Inside a bookstore
(This piece was first published in Business Standard.)
Can a homophobic person run a business that earns most of its revenue from gay people? Is it possible to compartmentalise one’s life in such a neat way that religious beliefs and professional priorities do not clash at all? Is capitalism a reliable ally for grassroots movements working on social justice issues? What does it take for a heterosexual parent to accept a gay son? Can love conquer bigotry?
These are some of the questions you will grapple with as you watch Circus of Books, a new documentary film streaming on Netflix. Director Rachel Mason tells the story of her Jewish parents, Karen and Barry, who earned a formidable reputation among the gay community in Los Angeles in the 1980s. The adult bookstore they ran not only stocked novels and pornography but also became a place for gay men to meet.
The couple hid this fact for a long time, not only from their children and relatives but also the local synagogue they visited. Though the success of their business depended on the goodwill of the gay community, it was something they were not willing to acknowledge publicly. The director explores how her mother’s earlier understanding of being a good Jew rested upon upholding the monogamous, heterosexual family unit as sacrosanct.
Is Judaism fundamentally opposed to homosexuality? There is no definitive answer to this question. Faith is often a matter of interpretation, and this holds true for all religions. On the one hand, there are Jews who think of homosexuality as a kind of perversion. On the other hand, there are Jews who publicly speak about their support for gay rights. Both these realities exist simultaneously.
Circus of Books is a moving film on an unusual subject. One tends to imagine that an adult bookstore with a gay clientele might be owned by people who appear less conventional, or are perhaps outliers if not revolutionaries. However, this stereotype is demolished as the viewer begins to go deeper into the story of the couple. What comes through is that they are simple, hardworking and sincere people.

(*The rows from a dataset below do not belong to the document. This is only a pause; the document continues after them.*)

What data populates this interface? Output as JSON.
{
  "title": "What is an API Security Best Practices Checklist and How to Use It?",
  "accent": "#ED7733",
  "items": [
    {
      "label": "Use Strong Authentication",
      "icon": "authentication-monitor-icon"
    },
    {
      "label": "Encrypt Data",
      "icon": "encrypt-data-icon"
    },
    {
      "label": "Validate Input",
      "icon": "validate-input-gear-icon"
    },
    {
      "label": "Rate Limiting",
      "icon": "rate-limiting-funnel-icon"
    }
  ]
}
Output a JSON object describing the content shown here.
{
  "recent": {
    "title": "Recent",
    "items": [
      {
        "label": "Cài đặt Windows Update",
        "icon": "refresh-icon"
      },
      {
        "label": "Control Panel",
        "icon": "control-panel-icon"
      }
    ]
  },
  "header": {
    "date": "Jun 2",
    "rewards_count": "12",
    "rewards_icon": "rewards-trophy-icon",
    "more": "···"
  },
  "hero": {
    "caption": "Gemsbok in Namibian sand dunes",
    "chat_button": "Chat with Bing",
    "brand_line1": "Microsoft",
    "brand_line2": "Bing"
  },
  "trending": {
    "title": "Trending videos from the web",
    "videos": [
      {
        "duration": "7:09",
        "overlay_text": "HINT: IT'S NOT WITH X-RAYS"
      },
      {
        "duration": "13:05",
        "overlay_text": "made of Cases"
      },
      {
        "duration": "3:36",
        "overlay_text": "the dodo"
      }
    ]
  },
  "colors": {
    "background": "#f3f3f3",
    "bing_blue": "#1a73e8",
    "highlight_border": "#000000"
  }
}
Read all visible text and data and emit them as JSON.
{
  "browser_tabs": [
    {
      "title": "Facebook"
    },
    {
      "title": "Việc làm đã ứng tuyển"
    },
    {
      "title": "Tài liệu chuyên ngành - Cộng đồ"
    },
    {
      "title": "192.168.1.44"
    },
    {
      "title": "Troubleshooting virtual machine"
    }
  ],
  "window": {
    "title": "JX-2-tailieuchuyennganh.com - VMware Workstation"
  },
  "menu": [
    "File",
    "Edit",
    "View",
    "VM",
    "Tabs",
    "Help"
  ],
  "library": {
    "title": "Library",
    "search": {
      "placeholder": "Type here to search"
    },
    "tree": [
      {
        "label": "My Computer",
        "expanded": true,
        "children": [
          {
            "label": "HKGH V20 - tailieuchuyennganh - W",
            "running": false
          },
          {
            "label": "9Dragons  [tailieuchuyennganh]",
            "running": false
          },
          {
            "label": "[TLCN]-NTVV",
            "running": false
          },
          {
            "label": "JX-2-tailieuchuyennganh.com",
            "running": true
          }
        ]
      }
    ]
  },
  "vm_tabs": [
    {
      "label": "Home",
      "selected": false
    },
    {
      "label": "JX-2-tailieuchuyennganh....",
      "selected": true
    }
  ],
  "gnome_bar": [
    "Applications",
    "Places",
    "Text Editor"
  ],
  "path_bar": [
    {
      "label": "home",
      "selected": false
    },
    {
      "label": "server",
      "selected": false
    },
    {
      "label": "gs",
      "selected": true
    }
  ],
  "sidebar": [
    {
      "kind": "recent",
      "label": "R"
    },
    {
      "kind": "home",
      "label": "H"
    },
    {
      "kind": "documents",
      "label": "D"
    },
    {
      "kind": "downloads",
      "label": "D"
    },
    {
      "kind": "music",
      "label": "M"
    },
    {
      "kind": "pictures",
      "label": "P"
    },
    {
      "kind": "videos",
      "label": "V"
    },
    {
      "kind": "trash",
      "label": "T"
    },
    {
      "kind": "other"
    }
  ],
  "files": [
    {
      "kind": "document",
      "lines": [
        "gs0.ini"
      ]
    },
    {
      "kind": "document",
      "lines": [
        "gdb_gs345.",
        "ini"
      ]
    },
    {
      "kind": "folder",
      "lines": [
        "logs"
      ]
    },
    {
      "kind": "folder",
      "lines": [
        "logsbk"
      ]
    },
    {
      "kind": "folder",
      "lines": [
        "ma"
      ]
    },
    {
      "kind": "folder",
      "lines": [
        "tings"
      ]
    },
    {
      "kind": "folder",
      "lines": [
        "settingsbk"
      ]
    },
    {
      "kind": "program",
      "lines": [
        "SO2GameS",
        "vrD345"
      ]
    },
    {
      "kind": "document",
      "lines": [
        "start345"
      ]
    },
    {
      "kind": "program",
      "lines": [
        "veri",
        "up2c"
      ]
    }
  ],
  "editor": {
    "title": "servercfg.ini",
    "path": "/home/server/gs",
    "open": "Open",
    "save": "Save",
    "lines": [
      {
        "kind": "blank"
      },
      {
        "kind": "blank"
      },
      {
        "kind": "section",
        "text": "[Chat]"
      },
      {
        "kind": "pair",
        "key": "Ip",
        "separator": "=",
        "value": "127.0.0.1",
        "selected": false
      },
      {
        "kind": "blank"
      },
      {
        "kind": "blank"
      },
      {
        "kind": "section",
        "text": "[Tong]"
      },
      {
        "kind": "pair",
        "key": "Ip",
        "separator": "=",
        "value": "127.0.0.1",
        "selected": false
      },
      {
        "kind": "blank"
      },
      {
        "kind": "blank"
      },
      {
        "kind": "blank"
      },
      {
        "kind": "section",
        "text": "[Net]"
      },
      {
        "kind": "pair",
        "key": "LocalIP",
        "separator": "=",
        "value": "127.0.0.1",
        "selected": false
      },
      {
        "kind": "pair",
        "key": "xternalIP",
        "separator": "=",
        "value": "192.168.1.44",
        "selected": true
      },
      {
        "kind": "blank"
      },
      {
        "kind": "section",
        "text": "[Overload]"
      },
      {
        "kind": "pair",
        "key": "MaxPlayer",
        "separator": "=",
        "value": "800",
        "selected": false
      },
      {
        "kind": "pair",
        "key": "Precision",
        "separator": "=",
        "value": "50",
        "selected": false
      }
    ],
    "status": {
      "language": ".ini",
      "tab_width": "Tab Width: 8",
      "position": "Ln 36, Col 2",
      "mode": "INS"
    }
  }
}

The film shows how the business was built by hiring employees who were knowledgeable about their field of work. Karen and Barry had no qualms about admitting their ignorance, and learning the ropes from people who were better informed. This humility became a strong asset; it helped them grow quickly as they were responsive to clients. They developed a large customer base, especially as the back alley also became a cruising spot for gay men.
When the filmmaker was growing up, she did not know that her parents were also involved in making and distributing adult films all over the United States. The money earned from this business is what helped her parents send her to college. The film holds a profound emotional appeal because the director too is discovering new things about her family. Her mother does not seem too enthusiastic about these discoveries.
The director’s brother, Josh, is a gay man who is an integral part of the narrative. Though his parents were running a business that created a place of warmth, intimacy and fellowship for gay men all over the city, he could not benefit from it. He struggled with embracing his identity and felt that he would be thrown out of the house. The filmmaker presents some tender moments featuring him on screen. She also expresses remorse for not having been a source of strength for her brother.
Indian viewers would find this film extremely relatable for various reasons. The idea of showcasing a certain image of the family in public, in order to gain brownie points for respectability, is prevalent in many Indian households. Sheltering young people from the big bad grown up world of sexuality rather than speaking with them openly about desire, attraction and consent, is also likely to resonate with Indian audiences.
The business had to be shut down because it was not financially viable. Karen and Barry could not afford to pay the salaries of their staff. With digital platforms gaining currency among gay men, not only to watch pornography but to also meet prospective partners, they realised that it was time for them to let their staff go. The recent closing of the store was almost like the end of an era for people whose lives were deeply entwined with its history.
Since Karen is more committed to religious dogma than Barry is, she had a tougher time coming to terms with the sexuality of her gay son. How did she work through her feelings of guilt and shame? Was she worried about her son’s future because she saw many of her clients dying during the AIDS epidemic? What did she think about sexual exploitation of gay men in the porn industry? These are some questions that the film left me with.